- Measuring tape
- Staple gun + Staples
- Upholstery nails
- Rubber mallet
Figure out the placement of the pattern on your fabric in relation to the shape of the chair. For me, this was easy as my fabric was a simple, repeating pattern. If the back of your chair is not removable (as mine is) trace a template so you can accurately cut your fabric to size.
Next I took my template and cut the fabric out for the back of the chair. I cut a little wide around the template, just in case (this is the first time I've recovered ANYTHING and didn't know what to expect!)
Using the measurements I took of the seat, I cut a square piece of the fabric:
Center the back piece fabric against the chair and secure with straight pins. Because I couldn't take the back of the chair out of the frame, I decided to attach the fabric to the chair using upholstery nails. I didn't want to use glue, thinking this might be problematic if ever I wanted to recover the chair again in the future. Start at the top of the chair and try to cut any excess fabric as you go along, before you nail as it's tough to do neatly after the fact. When you push in the upholstery nails you should meet with a little resistance so you know your pins are secure. Once all the nails were in place, I took a rubber mallet and tapped all the way around.

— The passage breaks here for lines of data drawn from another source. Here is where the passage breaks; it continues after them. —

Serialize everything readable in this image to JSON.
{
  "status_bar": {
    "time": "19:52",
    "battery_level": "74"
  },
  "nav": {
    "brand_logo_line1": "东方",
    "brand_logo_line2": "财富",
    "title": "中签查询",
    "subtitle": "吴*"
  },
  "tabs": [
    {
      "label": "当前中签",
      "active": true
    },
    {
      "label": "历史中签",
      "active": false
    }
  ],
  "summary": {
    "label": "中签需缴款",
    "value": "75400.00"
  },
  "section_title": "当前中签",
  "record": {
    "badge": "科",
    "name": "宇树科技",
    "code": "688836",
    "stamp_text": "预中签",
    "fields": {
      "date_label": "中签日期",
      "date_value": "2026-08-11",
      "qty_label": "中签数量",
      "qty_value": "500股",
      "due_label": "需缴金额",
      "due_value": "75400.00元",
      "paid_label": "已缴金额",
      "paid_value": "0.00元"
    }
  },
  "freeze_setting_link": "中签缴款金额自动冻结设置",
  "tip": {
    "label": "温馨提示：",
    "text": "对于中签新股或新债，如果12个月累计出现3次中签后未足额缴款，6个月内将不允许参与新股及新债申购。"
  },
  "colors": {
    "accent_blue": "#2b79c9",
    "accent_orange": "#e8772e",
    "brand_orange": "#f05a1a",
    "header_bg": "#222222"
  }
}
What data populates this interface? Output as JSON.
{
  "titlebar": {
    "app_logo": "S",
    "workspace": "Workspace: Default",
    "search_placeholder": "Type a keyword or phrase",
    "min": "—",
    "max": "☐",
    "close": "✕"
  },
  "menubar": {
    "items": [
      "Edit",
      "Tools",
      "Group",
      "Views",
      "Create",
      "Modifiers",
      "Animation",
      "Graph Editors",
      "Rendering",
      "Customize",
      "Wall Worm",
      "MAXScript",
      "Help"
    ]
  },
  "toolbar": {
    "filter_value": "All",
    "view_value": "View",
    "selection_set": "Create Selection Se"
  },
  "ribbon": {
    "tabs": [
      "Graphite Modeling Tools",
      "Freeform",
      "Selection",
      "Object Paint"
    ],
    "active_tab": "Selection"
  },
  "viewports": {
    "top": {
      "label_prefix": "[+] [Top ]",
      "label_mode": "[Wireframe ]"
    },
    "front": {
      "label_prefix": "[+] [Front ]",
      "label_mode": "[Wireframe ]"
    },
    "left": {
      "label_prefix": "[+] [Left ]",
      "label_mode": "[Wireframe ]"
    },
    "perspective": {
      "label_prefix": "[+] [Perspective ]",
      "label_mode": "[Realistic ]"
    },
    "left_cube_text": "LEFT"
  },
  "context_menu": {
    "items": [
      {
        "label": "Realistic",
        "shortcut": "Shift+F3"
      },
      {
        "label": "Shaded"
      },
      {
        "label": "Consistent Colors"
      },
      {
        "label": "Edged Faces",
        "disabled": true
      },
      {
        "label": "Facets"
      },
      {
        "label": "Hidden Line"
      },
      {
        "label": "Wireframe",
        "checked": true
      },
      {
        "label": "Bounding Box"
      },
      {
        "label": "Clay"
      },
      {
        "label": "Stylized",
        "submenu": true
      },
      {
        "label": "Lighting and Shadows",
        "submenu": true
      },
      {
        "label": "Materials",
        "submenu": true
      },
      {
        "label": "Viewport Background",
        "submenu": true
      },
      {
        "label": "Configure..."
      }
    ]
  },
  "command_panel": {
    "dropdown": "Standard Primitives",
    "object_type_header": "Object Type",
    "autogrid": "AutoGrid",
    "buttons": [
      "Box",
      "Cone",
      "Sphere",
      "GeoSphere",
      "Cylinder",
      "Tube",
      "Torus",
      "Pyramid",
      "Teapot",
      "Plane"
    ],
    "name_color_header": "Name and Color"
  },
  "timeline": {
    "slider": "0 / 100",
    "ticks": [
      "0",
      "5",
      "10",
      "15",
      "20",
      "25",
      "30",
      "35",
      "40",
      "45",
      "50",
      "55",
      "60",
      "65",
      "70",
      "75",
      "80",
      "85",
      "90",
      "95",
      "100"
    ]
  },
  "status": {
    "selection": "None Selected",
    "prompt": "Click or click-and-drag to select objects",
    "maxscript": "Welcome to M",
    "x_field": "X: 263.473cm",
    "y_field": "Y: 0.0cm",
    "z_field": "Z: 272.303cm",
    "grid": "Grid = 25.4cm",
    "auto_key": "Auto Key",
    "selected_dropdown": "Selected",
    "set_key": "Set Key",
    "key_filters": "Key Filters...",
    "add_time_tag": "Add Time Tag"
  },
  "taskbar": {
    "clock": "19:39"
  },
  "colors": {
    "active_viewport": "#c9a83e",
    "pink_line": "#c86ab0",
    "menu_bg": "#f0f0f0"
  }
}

Lay the bottom fabric over the seat, place as desired and secure with straight pins. Flip the seat over and, using a staple gun, fasten it to the bottom of the chair making sure to keep your fabric taught. I left the corners till last. I had seen several tutorials suggesting the corners be done similarly to the way you'd wrap a present. I actually didn't like the look of that technique on this particular chair so I just gathered the material and stapled it. After I cut the excess fabric from around the staple line I covered the bottom of the chair with the original sheer gauze that the chair came with just to make the underside a little prettier.
Reattach the bottom of the chair and voila!